the reasoning. It would not do to say that our Constitution was only a league, but it is labored to prove it a compact (which, in one sense, it is), and then to argue that as a league is a compact, every compact between nations must, of course, be a league, and that from such an engagement every sovereign power has a right to recede. But it has been shown that in this sense the States are not sovereign, and that even if they were, and the national Constitution had been formed by compact, there would be no right in any one State to exonerate itself from the obligation.

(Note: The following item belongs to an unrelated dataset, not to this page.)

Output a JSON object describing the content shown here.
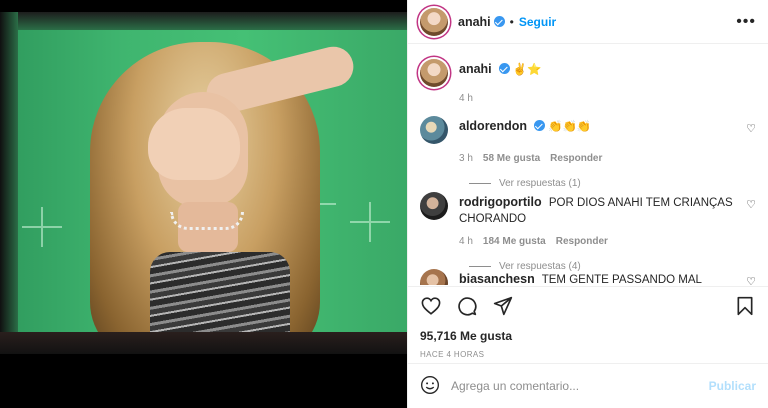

So obvious are the reasons which forbid this secession, that it is necessary only to allude to them. The Union was formed for the benefit of all. It was produced by mutual sacrifice of interest and opinions. Can those sacrifices be recalled? Can the States, who magnanimously surrendered their title to the territories of the West, recall the grant? Will the inhabitants of the inland States agree to pay the duties that may be imposed without their assent by those on the Atlantic or the Gulf, for their own benefit? Shall there be a free port in one State, and enormous duties in another? No one believes that any right exists in a single State to involve all the others in these and countless other evils, contrary to engagements solemnly made. Everyone must see that the other States, in self-defense, must oppose it at all hazards.

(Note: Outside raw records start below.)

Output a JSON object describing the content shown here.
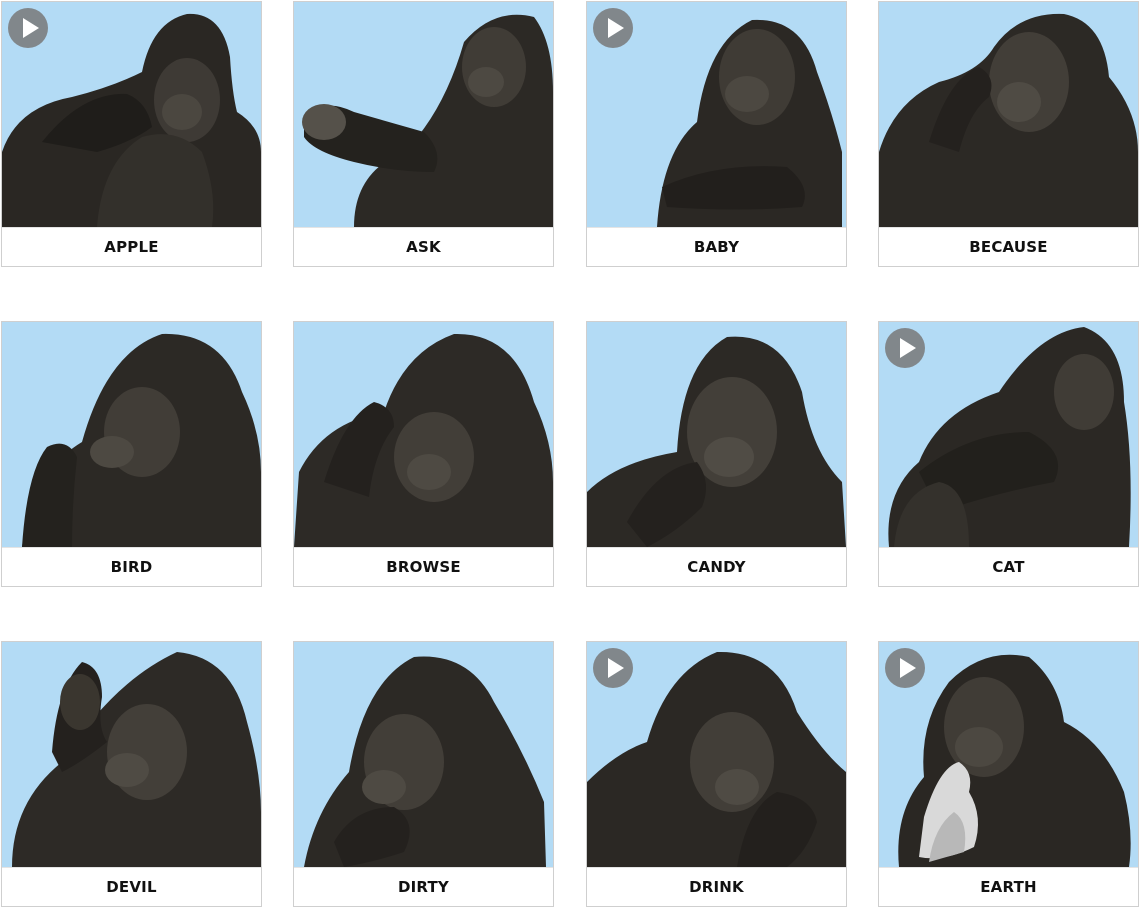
{
  "signs": [
    {
      "label": "APPLE",
      "has_video": true,
      "icon": "gorilla-photo",
      "play_icon": "play-icon"
    },
    {
      "label": "ASK",
      "has_video": false,
      "icon": "gorilla-photo",
      "play_icon": "play-icon"
    },
    {
      "label": "BABY",
      "has_video": true,
      "icon": "gorilla-photo",
      "play_icon": "play-icon"
    },
    {
      "label": "BECAUSE",
      "has_video": false,
      "icon": "gorilla-photo",
      "play_icon": "play-icon"
    },
    {
      "label": "BIRD",
      "has_video": false,
      "icon": "gorilla-photo",
      "play_icon": "play-icon"
    },
    {
      "label": "BROWSE",
      "has_video": false,
      "icon": "gorilla-photo",
      "play_icon": "play-icon"
    },
    {
      "label": "CANDY",
      "has_video": false,
      "icon": "gorilla-photo",
      "play_icon": "play-icon"
    },
    {
      "label": "CAT",
      "has_video": true,
      "icon": "gorilla-photo",
      "play_icon": "play-icon"
    },
    {
      "label": "DEVIL",
      "has_video": false,
      "icon": "gorilla-photo",
      "play_icon": "play-icon"
    },
    {
      "label": "DIRTY",
      "has_video": false,
      "icon": "gorilla-photo",
      "play_icon": "play-icon"
    },
    {
      "label": "DRINK",
      "has_video": true,
      "icon": "gorilla-photo",
      "play_icon": "play-icon"
    },
    {
      "label": "EARTH",
      "has_video": true,
      "icon": "gorilla-photo",
      "play_icon": "play-icon"
    }
  ],
  "colors": {
    "photo_background": "#b3dbf5",
    "fur_dark": "#26231f",
    "fur_mid": "#3a3631",
    "face": "#4a4741",
    "play_button": "#787878"
  }
}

These are the alternatives that are presented by the convention: A repeal of all the acts for raising revenue, leaving the government without the means of support; or an acquiescence in the dissolution of our Union by the secession of one of its members. When the first was proposed, it was known that it could not be listened to for a moment. It was known if force was applied to oppose the execution of the laws, that it must be repelled by force—that Congress could not, without involving itself in disgrace and the country in ruin, accede to the proposition; and yet if this is not done in a given day, or if any attempt is made to execute the laws, the State is, by the ordinance, declared to be out of the Union. The majority of a convention assembled for the purpose have dictated these terms, or rather this rejection of all terms, in the name of the people of South Carolina. It is true that the governor of the State speaks of the submission of their grievances to a convention of all the States; which, he says, they "sincerely and anxiously seek and desire." Yet this obvious and constitutional mode of obtaining the sense of the other States on the construction of the federal compact, and amending it, if necessary, has never been attempted by those who have urged the State on to this destructive measure. The State might have proposed a call for a general convention to the other States, and Congress, if a sufficient number of them concurred, must have called it. But the first magistrate of South Carolina, when he expressed a hope that, "on a review by Congress and the functionaries of the general government of the merits of the controversy," such a convention will be accorded to them, must have known that neither Congress, nor any functionary in the general government, has authority to call such a convention, unless it be demanded by two-thirds of the